I’d love to hear from you. Leave a comment (if you’re reading this on the homepage you’ll need to click on the post title above, then leave a comment below the post). What would you like to see more of on DC?
** a post per day, plus a bit *** see also here and here
Seth has written and produced so much helpful stuff centred (increasingly) around doing ‘work that matters for people who care.’ This is his first book for five years or so, and he describes it as a distillation of the most important things he knows about marketing.
There are giants who loom large for us all: the Greats who laid the foundations and those who shook them – men and women who broke through and shaped the world.
In a sense, who made us.
There’s no need to name them – we know who many of them are, and we learn more about them as we go. And besides, there are too many to name and most are far away.
And there are the smaller giants: smaller people who stand tall in our eyes because they stood close.
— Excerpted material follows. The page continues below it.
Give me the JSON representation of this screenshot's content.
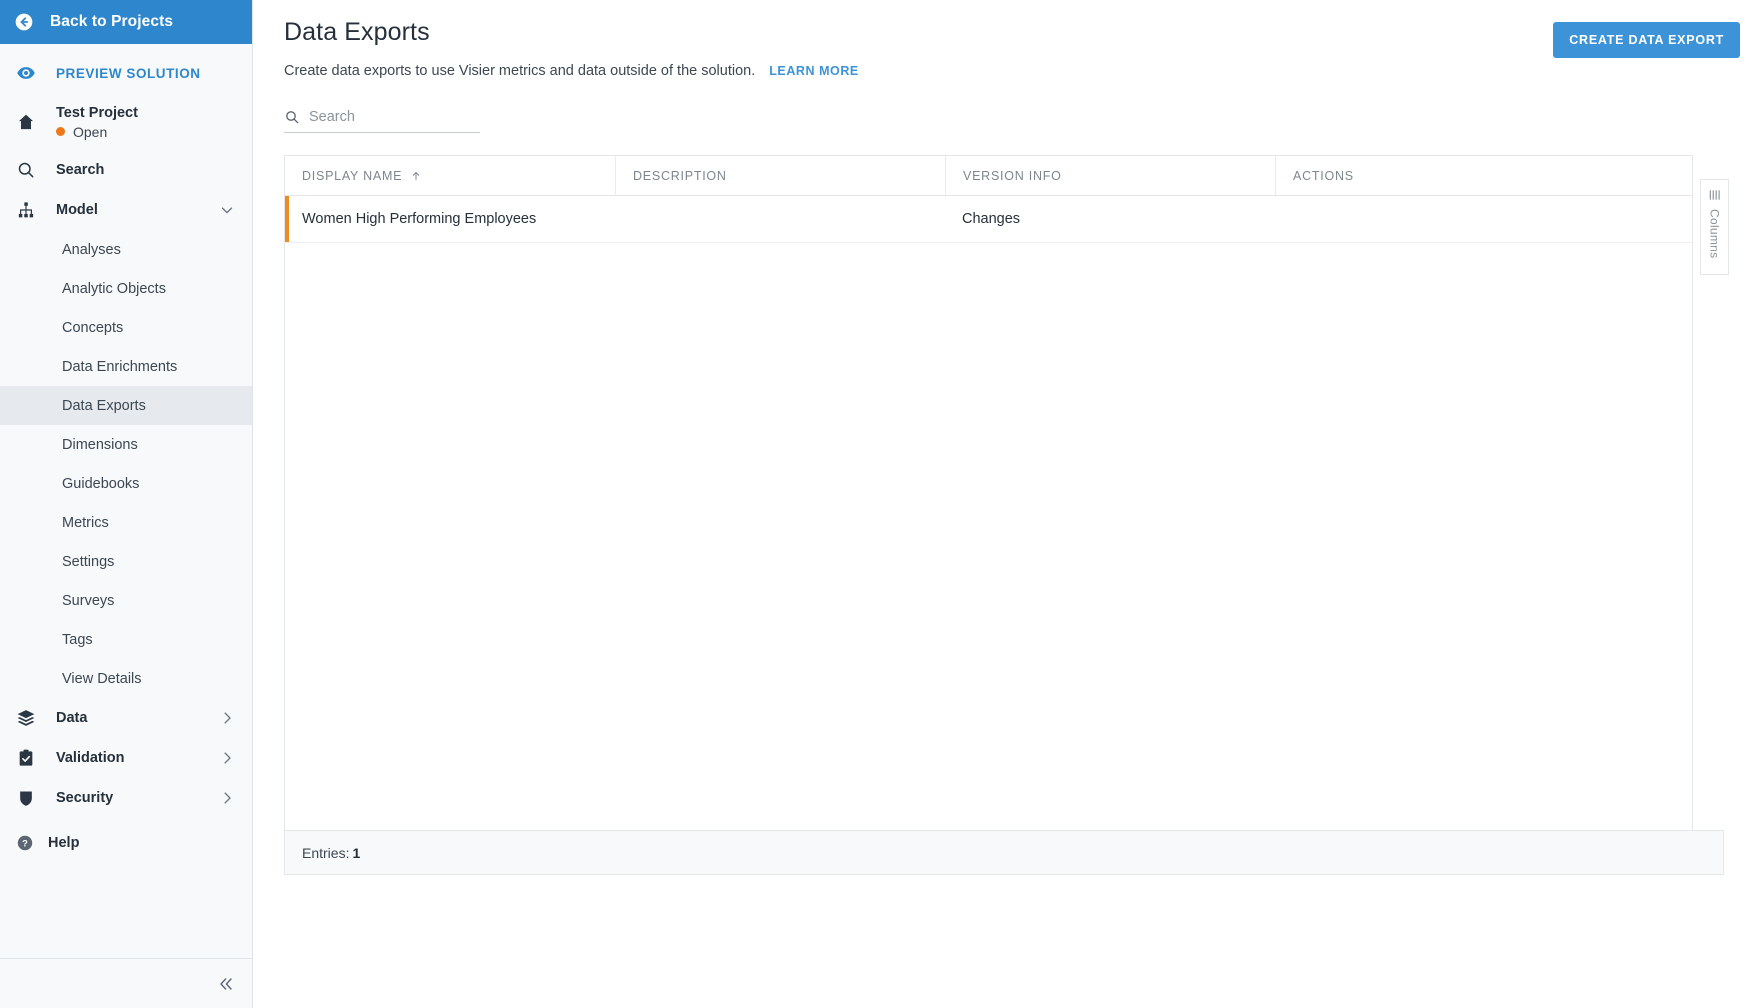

They gave us a boost, helped us see, carried us before we could walk or when we couldn’t walk any further. I won’t name these because I can’t – or rather, I can only name some of my own.
What can you tick off already? Good work on those.
What do you need to quit – stop doing, stop trying to do, draw a line under, declare an amnesty for yourself, admit that it won’t get done, and let die with the old year?
Perhaps most crucially, what are the little things – acts of kindness that you’ve been thinking it might be nice to do, short emails to friends, decisions, bookings, commitments – that you can do, and get into the habit of doing, starting from right now? Today, the day before you make new year’s resolutions, everything you do is a bonus, a gift of the momentum that a frontlog brings that will make tomorrow better or easier for your future self – the self who’s arriving tomorrow.
We all know about compound interest in the world of money. Save £100 a month for thirty years at one percent interest** and you’ll have a little under £42,000 by the end of that time (compared to £36,000 at zero-percent).
Make that investment at 5% and suddenly you’ll hit £83,000.
10%*** makes almost £228,000.
It takes time, and the commitment to building something steadily. No tricks, no promises of outrageous returns, a degree of risk – but not when compared to not investing at all.
What if the interest we seek for our work – attention, respect, partnership, remuneration – could compound in the same way? Often it seems that we’re after a flash in the pan (Viral. Now.), or that we’re not building anything consistently at all.
Starting with almost nothing, drop by drip, brick by brick, little by little, we can build a mountain.
** 1% annually, calculated monthly
*** A reasonable return from a stocks-and-shares index fund